Charles Simic (born Dušan Simić) was a Serbian-American poet, essayist, and translator. His The World Doesn’t End: Prose Poems received the Pulitzer Prize for Poetry in 1990. He also was the 15th Poet Laureate of the United States.
Charles Simic was born in Belgrade, Yugoslavia, where he had a traumatic childhood during World War II. He immigrated to the United States in 1953. “My travel agents were Hitler and Stalin.” Pulitzer Prize-winning poet said later.
In 1961 he was drafted into the U.S. Army, and in 1966, he earned his degree from New York University, where Simic was mentored by the poet and critic Mark Strand.
In 1964, Simic married the fashion designer Helene Dubin, with whom he had two children.
Simic’s first poems were published in 1959 when he was 21. His first book, What the Grass Says, came out in 1967. He followed with Somewhere Among Us a Stone is Taking Notes (1969) and Dismantling the Silence (1971) and was soon averaging a book a year.
Charles Simic became an American citizen in 1971. Two years later, he joined the University of New Hampshire.
Simic was a finalist of the Pulitzer Prize in 1986 for Selected Poems, and in 1987 for Unending Blues.

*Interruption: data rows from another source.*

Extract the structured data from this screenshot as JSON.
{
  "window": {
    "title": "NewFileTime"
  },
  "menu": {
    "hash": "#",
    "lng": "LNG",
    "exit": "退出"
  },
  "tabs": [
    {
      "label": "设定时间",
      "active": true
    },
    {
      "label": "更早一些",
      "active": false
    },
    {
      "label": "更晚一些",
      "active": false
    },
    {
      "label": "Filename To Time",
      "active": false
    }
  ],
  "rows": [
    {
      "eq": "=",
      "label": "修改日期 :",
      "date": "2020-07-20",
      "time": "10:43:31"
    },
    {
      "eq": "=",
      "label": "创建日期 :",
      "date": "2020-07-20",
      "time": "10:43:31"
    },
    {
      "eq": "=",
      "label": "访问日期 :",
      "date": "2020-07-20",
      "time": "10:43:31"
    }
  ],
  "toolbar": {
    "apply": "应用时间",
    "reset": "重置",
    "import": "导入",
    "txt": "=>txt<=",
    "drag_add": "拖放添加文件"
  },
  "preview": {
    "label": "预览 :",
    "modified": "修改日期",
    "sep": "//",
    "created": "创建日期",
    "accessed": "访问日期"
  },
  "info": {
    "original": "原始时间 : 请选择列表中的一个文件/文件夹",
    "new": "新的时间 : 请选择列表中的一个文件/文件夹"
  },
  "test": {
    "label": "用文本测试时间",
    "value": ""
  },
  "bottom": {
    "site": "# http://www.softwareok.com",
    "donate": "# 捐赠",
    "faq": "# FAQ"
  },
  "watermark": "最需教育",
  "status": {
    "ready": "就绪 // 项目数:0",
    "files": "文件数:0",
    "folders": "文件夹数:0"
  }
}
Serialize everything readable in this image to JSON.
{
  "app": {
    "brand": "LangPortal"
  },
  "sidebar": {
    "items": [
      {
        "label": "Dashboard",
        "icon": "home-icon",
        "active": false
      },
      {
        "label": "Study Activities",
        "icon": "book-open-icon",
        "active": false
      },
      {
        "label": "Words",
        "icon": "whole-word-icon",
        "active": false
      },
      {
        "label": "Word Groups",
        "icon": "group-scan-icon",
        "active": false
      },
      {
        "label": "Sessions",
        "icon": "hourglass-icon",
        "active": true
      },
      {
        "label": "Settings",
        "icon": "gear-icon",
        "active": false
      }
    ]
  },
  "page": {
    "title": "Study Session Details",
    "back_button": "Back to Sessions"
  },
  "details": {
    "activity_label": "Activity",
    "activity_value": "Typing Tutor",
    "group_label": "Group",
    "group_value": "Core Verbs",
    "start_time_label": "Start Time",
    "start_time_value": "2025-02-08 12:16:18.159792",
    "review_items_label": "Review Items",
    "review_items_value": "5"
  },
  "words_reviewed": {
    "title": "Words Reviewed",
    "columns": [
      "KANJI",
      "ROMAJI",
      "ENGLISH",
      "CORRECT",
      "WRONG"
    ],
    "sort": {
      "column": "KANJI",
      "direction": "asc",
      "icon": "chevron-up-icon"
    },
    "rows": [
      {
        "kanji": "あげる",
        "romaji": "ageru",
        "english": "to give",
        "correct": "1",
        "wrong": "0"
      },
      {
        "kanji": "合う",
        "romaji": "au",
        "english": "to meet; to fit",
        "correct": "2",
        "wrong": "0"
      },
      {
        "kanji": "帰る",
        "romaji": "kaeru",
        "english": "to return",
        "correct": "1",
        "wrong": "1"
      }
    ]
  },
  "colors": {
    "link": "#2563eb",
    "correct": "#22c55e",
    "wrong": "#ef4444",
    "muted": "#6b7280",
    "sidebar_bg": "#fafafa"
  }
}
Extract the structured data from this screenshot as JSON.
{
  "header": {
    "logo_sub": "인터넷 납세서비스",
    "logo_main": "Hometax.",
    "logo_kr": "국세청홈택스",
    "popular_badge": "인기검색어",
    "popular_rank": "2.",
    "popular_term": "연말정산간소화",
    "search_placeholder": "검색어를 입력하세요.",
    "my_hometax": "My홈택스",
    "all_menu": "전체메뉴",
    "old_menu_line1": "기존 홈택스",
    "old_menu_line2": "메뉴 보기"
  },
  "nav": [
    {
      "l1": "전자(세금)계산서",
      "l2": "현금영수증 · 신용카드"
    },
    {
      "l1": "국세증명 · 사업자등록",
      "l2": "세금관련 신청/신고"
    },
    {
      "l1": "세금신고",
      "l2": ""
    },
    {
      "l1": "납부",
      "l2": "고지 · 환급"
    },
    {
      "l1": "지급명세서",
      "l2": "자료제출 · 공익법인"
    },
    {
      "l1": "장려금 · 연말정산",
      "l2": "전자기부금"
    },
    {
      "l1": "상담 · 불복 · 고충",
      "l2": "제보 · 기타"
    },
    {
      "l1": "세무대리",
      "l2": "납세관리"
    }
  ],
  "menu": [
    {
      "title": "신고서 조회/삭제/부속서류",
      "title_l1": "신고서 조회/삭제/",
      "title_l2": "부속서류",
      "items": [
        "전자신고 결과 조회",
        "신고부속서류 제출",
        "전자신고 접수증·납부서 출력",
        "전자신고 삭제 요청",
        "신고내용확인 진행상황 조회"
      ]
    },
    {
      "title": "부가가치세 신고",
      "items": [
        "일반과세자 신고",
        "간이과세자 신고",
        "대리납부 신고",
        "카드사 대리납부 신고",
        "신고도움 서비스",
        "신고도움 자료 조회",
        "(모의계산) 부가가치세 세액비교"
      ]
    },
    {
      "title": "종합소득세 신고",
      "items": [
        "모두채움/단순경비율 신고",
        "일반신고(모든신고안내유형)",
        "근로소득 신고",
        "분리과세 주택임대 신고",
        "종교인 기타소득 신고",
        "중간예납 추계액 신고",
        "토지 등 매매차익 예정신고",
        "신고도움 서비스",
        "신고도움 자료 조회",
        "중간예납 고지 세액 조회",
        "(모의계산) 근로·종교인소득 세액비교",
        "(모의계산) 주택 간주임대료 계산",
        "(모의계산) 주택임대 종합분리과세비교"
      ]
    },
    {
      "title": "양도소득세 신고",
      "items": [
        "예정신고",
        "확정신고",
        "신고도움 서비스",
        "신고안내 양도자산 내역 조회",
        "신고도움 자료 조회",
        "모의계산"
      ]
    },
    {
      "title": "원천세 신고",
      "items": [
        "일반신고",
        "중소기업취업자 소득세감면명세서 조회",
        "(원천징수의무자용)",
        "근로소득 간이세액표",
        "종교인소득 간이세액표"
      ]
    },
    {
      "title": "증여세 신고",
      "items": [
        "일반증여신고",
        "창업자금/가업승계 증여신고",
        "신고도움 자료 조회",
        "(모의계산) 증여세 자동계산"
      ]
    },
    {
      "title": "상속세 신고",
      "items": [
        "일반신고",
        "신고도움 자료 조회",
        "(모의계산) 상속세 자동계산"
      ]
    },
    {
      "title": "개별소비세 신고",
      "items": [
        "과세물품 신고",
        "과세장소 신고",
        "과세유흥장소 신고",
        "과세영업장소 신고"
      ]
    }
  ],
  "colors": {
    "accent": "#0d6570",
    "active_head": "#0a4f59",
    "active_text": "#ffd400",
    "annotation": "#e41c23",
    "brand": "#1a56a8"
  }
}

His most notable books also included The World Doesn’t End, winner of the Pulitzer in 1990, Walking the Black Cat, a National Book Award finalist in 1996, and such recent collections as The Lunatic (2015) and Scribbled in the Dark (2017).
Charles Simic is the 2007 recipient of the Wallace Stevens Award from the Academy of American Poets. This $100,000 prize recognizes outstanding and proven mastery in poetry.
Charles Simic taught English and creative writing for over 30 years at the University of New Hampshire. He was fluent in several languages and translated the works of other poets from French, Serbian, Croatian, Macedonian, and Slovenian.
Charles Simic died at age 84.